Work required> Filter out all lines without the word "hint" from the data below, please, and copy the rest.

Record set>
════
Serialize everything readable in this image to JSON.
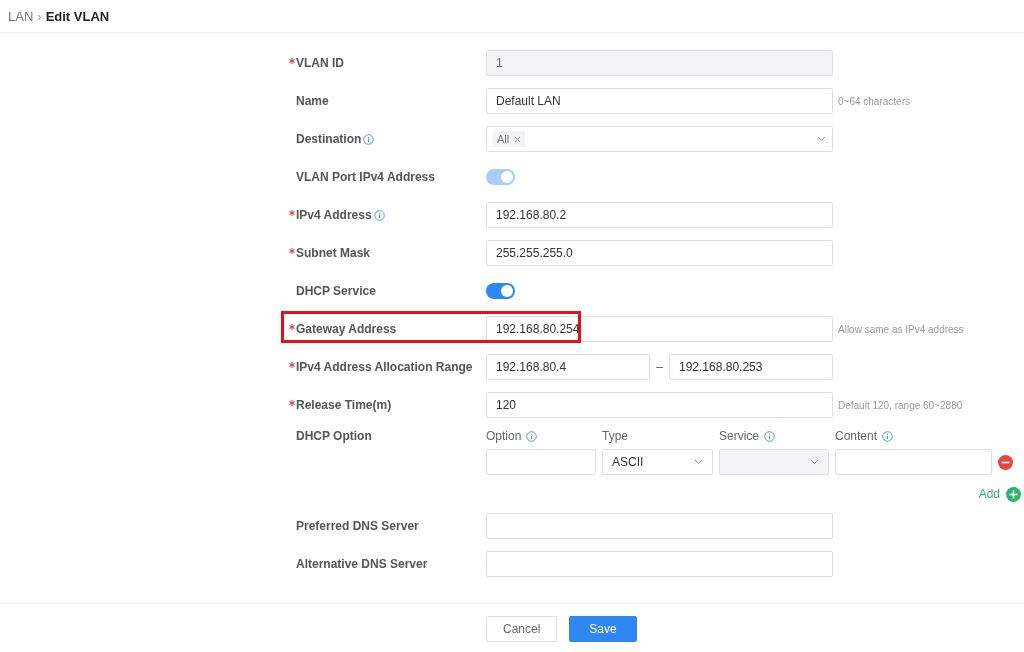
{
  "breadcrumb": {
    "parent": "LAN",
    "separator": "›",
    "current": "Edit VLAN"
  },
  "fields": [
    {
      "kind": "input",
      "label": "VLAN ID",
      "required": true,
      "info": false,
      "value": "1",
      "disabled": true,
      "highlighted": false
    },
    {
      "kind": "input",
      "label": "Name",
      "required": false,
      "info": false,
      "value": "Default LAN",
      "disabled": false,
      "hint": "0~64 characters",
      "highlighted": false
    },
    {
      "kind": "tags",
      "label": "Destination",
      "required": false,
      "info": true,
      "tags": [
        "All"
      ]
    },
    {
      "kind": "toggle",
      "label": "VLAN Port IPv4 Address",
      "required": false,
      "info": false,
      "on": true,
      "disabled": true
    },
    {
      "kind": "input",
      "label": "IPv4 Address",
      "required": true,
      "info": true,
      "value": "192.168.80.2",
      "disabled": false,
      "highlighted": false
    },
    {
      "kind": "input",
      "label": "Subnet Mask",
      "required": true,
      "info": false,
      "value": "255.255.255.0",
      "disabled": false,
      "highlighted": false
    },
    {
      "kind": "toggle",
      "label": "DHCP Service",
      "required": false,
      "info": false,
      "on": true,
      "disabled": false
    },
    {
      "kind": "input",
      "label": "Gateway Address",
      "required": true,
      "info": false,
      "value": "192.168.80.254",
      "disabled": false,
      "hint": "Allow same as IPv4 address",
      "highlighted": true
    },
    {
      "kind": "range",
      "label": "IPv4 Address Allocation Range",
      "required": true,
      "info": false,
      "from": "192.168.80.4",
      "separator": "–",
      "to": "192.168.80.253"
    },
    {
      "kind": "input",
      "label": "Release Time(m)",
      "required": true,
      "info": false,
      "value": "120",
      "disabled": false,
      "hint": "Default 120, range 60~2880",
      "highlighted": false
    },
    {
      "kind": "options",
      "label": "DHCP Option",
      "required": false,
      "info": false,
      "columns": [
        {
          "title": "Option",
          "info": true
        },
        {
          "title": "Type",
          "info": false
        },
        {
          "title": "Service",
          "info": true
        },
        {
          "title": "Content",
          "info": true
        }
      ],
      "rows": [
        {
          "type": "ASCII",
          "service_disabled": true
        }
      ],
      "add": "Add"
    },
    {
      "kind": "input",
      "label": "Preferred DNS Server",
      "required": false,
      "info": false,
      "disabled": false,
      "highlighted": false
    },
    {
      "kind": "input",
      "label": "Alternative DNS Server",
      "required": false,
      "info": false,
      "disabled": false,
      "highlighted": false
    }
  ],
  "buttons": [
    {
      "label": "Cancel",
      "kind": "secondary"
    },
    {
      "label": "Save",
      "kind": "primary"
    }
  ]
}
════
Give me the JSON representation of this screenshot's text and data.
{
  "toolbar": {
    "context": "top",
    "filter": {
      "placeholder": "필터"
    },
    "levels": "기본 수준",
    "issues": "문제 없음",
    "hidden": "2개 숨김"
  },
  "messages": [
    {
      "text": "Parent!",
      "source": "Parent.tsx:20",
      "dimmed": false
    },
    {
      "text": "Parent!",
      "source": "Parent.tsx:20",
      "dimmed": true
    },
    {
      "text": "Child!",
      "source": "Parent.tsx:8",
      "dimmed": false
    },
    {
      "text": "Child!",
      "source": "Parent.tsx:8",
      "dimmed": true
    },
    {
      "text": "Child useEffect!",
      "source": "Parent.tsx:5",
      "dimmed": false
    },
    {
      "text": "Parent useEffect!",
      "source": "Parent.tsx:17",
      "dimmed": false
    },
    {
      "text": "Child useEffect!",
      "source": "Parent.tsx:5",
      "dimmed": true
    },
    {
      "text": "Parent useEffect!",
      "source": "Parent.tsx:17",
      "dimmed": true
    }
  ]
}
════
Output below>
      "hint": "0~64 characters",
      "hint": "Allow same as IPv4 address",
      "hint": "Default 120, range 60~2880",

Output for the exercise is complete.